President Joe Biden, while threatening to withhold funds from states that refuse to push gender ideology in schools, has now defunded archery and hunting programs in schools across America.
The anti-hunting decision came as an unusual interpretation of the “Bipartisan Safer Communities Act,” which passed last year following a series of school shootings.
Under color of law, Department of Education Secretary Miguel Cardona made the decision to halt federal funding for programs that provide “training in the use of a dangerous weapon.” That includes, according to the Biden Administration, hunting and archery programs.
Alaska Sen. Lisa Murkowski, who supported the bill, stated at the time that it was a response to the demands of the American people for decisive action to protect students and educators. She said it was a very “targeted” bill that would not infringe on Second Amendment rights.
The BSCA amended the Elementary and Secondary Education Act, which had provided funding for hunting and archery programs since 1965.
Alaska, which has a strong archery program supported by the State Department of Fish and Game, highlights the benefits of such programs on its website.

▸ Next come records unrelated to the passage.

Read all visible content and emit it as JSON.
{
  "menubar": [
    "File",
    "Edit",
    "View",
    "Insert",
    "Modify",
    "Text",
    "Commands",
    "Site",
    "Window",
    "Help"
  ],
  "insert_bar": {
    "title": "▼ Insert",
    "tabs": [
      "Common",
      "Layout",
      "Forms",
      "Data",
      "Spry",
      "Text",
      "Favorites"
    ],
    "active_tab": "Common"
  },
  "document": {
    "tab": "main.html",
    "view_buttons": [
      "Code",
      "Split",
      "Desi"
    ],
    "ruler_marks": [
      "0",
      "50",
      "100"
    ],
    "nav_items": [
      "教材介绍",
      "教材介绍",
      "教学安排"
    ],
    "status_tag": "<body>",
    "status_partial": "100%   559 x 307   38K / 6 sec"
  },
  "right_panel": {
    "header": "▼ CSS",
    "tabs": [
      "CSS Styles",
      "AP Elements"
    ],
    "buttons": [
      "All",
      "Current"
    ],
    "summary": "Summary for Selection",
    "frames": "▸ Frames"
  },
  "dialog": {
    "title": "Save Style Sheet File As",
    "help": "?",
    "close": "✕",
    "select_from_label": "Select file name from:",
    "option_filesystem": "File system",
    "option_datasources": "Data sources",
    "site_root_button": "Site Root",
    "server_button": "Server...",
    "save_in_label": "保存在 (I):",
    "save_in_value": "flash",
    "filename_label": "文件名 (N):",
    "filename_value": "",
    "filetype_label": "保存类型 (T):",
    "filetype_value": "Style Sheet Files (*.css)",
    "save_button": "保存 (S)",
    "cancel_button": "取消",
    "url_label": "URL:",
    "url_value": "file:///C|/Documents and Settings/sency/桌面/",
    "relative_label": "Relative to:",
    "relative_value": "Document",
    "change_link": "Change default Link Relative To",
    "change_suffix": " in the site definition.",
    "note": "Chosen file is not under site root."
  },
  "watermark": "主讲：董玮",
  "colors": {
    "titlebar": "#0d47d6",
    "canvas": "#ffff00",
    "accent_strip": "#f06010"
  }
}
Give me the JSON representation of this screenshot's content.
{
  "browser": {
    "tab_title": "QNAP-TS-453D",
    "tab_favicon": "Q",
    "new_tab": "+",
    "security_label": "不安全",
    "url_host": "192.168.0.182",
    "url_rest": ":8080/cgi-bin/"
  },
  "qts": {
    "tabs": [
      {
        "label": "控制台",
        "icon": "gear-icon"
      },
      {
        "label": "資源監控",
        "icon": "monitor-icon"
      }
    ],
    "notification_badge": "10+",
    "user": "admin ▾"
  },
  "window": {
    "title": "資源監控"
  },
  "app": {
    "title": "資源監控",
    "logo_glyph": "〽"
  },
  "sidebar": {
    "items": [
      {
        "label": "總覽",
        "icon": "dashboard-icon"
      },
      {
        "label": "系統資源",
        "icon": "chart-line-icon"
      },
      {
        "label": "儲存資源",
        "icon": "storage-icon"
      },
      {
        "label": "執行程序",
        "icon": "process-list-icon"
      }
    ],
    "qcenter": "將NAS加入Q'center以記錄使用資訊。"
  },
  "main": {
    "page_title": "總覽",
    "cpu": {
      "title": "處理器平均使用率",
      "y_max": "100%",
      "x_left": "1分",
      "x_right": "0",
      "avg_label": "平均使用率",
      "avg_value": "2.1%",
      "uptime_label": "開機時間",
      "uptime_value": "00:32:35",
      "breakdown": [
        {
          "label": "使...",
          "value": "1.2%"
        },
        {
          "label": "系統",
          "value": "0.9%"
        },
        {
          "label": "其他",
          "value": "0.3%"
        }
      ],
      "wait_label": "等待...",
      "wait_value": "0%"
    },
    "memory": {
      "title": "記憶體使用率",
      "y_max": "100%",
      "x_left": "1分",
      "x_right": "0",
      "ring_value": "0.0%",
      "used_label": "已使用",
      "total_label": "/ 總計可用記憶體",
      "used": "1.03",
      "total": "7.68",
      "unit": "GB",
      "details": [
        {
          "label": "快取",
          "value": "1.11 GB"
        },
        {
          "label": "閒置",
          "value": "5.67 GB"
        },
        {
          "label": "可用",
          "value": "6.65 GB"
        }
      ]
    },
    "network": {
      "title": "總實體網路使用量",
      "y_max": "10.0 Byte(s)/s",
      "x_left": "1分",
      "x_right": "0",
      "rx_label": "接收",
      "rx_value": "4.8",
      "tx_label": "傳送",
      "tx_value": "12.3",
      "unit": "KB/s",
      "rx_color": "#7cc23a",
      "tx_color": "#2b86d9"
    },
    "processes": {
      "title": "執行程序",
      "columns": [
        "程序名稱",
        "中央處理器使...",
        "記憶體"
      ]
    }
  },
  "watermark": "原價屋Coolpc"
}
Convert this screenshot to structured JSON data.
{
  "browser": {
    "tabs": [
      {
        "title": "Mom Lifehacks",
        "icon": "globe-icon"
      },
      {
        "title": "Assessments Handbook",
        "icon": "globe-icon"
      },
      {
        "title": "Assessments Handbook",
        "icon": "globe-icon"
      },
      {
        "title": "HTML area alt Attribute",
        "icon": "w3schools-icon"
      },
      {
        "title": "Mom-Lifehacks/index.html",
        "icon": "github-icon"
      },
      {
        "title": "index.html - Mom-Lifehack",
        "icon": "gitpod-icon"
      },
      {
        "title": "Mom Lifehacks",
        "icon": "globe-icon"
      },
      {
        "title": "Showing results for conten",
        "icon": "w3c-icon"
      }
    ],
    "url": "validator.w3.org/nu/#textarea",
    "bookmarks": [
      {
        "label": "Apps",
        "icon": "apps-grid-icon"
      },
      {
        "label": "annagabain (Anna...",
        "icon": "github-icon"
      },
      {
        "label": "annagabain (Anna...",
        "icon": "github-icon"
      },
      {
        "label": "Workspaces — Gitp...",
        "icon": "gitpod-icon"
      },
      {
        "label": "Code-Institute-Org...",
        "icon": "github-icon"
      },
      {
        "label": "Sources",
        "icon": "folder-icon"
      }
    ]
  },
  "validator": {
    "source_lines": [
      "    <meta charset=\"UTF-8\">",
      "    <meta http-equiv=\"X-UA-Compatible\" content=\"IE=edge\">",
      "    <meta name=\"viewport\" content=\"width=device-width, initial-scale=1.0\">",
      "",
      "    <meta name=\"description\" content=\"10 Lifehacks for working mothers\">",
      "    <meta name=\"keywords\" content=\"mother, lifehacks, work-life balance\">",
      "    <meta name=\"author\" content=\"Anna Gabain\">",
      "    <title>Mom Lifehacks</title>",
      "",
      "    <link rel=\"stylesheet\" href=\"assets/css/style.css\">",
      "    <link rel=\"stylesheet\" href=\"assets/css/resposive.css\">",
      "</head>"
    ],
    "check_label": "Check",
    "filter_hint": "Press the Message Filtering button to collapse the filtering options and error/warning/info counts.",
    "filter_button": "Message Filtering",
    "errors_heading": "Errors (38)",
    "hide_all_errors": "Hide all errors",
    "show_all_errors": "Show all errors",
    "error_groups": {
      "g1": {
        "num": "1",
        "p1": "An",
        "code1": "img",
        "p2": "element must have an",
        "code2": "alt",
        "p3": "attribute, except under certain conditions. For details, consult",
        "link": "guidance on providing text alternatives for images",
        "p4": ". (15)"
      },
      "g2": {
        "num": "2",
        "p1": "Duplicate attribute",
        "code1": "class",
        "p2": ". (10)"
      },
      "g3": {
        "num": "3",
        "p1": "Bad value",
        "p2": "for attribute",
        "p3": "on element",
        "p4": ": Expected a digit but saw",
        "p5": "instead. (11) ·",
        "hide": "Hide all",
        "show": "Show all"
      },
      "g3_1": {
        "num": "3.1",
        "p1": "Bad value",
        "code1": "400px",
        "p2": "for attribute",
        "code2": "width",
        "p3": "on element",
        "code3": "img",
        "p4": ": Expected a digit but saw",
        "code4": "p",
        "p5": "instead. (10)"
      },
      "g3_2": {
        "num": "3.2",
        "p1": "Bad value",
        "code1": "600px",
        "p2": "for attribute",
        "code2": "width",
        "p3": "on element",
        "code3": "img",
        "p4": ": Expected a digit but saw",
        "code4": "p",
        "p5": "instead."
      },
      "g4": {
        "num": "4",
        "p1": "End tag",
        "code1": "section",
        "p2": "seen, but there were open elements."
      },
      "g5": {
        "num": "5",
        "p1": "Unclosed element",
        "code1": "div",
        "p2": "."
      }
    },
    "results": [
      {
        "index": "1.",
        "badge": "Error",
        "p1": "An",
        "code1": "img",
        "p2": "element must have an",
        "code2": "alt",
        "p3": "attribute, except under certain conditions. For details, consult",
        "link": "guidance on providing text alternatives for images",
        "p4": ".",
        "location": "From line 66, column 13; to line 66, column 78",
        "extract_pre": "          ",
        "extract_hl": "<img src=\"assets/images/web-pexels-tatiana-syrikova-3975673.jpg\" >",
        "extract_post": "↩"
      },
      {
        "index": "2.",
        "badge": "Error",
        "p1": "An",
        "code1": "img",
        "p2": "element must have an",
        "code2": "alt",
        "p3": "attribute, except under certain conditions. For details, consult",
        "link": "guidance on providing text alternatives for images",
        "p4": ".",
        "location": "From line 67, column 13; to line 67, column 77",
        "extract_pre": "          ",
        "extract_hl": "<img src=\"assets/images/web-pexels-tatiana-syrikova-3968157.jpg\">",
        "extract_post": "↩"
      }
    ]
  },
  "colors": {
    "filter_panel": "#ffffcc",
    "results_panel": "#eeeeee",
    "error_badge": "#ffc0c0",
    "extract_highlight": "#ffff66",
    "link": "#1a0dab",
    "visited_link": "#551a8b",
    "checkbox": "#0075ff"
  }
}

According to ADF&G, archery is a sport that fosters success irrespective of age, gender, size, or physical abilities and over 200 schools in Alaska now offer archery programs. The department cites statistics showing that school archery programs lead to increased student engagement in the educational process, improved classroom performance, and reduced dropout rates.
One of the major concerns raised by critics of the decision is the potential impact on the mental health and well-being of students. Defunding these outdoors programs could reduce access to communal activities that promote friendship and outdoor engagement, potentially increasing the prevalence of solitary screen time, which has been linked to various mental health challenges among youth.
Forbes magazine reports that students who participated in the National Archery in the Schools Program (NASP) were 40% more engaged in the classroom, and over 90% of them intended to seek out more outdoor opportunities. NASP says that 1.3 million students from nearly 9,000 schools across the country participate in its programs.
The International Hunter Education Association, another organization affected by the funding cut, has a mission to promote safe, responsible, and ethical practices among hunting educators.
As schools have started to cancel their hunting and archery programs due to the funding cut, some lawmakers are taking action. Rep. Mark Green of Tennessee has introduced legislation to amend the ESEA. His proposed amendment would allow funding for training students in archery, hunting, and other shooting sports.
Republican Senators John Cornyn of Texas and Thom Tillis of North Carolina, who both voted in favor of the BSCA, are now criticizing Cardona’s interpretation of the new law.
Today, Rep. Mark Green introduced the “Protecting Hunting Heritage and Education Act,” cosponsored by Rep. Richard Hudson of North Carolina.
“Children in Tennessee schools should not be prevented from receiving safety and skills training in archery, hunting, and other shooting sports by the Biden administration. The classes President Biden wants to defund aren’t only about hunting and archery, they are about teaching young Americans how to respect nature and to focus on a goal. The Biden administration’s decision to strip funding for these important classes doesn’t just miss the mark, it misses the entire target.”
“The Biden administration’s decision to cut funding for these classes is a direct reflection of his disconnect with many Americans. We are a nation of hunters and fishermen. While President Biden lives in his own Swamp, Tennesseans are hunting and fishing in them,” he said.
Rep. Green continued, “The attack on these educational opportunities is another clear example of how this administration does not respect federalism. We already saw the Biden administration take away Title X healthcare funding from families in Tennessee because of our state’s pro-life laws, this is another attack on the values Tennesseans hold dear. If schools in liberal enclaves don’t want to teach their students these skills then fine, but forcing those views on communities that cherish this tradition is wrong.”
Rep. Green emphasized the significance of hunting as a cultural tradition with deep historical roots. He said the Biden Administration’s decision to defund these programs encroached on the values and preferences of the citizens he represents.
This story will be updated.